(Beginning of EXTRACTED INFORMATION)
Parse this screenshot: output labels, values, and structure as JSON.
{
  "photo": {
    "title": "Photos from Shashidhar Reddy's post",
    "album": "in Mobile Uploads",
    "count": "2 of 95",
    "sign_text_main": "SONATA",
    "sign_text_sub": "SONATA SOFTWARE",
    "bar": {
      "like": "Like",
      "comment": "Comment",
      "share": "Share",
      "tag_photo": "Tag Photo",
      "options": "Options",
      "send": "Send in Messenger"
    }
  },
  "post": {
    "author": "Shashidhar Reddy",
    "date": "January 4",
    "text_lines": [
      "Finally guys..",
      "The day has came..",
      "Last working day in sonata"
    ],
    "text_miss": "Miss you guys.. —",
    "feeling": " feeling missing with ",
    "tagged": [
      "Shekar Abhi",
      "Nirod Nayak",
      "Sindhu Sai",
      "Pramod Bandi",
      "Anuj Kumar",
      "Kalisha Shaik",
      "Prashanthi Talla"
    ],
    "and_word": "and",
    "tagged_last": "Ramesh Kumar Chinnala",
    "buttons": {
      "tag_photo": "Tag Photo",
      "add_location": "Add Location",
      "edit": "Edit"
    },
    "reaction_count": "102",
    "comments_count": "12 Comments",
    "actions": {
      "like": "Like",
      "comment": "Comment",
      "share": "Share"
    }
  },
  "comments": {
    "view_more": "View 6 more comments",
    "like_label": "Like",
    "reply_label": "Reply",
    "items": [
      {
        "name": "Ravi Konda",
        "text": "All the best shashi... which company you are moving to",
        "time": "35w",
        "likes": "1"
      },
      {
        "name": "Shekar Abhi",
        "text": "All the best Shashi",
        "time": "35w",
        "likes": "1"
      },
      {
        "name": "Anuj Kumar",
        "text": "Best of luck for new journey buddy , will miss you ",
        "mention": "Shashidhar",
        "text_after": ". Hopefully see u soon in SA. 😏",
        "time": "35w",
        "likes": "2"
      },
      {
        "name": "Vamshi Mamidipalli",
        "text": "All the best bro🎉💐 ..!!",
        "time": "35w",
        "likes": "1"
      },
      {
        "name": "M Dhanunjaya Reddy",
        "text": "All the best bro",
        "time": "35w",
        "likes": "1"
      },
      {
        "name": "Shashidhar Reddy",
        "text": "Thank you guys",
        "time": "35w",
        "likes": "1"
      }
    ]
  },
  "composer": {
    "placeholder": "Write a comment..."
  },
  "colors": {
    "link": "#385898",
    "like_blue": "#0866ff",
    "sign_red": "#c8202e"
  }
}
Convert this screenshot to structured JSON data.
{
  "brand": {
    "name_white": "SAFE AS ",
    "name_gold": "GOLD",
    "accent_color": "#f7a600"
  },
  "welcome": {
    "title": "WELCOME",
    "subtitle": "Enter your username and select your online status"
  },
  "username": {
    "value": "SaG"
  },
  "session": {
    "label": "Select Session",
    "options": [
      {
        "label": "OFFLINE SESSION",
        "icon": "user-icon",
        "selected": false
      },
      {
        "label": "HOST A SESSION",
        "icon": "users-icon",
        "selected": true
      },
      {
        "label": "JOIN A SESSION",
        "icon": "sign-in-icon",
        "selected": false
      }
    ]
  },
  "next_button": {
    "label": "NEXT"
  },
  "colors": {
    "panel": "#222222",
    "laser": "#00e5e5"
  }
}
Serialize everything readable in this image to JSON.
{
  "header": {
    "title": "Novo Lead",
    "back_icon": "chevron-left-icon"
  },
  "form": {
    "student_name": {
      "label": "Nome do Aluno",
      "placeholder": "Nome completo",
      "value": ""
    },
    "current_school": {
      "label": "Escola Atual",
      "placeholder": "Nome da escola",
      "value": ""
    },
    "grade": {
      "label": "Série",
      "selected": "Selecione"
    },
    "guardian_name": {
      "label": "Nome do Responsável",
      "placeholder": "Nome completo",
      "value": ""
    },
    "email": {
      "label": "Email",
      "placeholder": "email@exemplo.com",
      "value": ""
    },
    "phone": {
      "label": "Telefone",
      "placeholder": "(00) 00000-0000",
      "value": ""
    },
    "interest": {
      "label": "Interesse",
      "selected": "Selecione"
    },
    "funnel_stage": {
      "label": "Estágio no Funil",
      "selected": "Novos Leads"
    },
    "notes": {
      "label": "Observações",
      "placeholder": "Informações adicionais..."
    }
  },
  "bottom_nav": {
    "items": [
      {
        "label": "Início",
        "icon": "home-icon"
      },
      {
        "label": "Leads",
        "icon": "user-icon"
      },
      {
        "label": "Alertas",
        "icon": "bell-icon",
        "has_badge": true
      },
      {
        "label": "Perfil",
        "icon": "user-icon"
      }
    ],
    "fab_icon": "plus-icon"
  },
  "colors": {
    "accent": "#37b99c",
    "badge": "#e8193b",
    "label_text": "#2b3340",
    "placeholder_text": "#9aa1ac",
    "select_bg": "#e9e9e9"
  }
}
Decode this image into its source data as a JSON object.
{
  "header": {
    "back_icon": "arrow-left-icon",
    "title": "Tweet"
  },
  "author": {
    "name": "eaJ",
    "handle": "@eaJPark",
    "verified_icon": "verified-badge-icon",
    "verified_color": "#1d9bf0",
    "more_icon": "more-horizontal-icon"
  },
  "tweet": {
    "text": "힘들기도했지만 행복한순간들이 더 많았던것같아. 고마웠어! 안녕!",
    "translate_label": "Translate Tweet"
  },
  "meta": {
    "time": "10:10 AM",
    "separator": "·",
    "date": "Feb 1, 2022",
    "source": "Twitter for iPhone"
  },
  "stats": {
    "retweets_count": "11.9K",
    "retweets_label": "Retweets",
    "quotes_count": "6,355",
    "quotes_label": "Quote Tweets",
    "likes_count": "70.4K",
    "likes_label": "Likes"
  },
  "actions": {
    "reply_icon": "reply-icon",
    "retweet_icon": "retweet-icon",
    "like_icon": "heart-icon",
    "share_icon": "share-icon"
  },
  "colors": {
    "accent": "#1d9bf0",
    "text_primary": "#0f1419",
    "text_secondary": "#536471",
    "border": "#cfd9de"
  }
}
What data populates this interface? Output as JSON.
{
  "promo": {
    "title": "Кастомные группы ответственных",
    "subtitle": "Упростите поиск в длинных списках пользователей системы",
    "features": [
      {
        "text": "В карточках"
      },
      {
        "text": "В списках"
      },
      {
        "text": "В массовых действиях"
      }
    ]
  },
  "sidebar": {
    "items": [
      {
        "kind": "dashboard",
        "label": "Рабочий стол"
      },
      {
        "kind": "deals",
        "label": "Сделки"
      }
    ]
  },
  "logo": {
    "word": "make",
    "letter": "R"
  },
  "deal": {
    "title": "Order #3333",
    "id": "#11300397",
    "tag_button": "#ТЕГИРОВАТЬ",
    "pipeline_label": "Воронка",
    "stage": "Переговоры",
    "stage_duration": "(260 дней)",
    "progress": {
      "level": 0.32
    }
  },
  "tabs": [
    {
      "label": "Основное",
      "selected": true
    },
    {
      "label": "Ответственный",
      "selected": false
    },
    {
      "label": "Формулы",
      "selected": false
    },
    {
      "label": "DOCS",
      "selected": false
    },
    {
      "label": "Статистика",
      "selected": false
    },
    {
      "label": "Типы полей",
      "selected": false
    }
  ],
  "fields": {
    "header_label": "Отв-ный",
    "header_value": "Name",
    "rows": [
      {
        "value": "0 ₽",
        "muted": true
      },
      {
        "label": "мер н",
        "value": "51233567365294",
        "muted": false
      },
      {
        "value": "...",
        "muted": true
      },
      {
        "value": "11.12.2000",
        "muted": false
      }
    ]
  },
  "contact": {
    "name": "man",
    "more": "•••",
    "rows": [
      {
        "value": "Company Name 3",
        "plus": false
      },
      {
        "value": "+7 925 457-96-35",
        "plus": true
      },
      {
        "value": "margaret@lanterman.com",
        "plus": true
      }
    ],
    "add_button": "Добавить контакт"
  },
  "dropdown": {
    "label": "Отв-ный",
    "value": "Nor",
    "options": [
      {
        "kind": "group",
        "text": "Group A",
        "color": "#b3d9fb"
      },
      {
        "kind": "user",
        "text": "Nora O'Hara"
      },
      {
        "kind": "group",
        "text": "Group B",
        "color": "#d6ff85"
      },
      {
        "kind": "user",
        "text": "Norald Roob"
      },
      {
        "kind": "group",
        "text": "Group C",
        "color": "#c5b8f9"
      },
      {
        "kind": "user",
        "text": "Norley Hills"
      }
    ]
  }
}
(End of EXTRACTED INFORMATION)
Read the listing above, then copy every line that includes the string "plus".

    "fab_icon": "plus-icon"
        "plus": false
        "plus": true
        "plus": true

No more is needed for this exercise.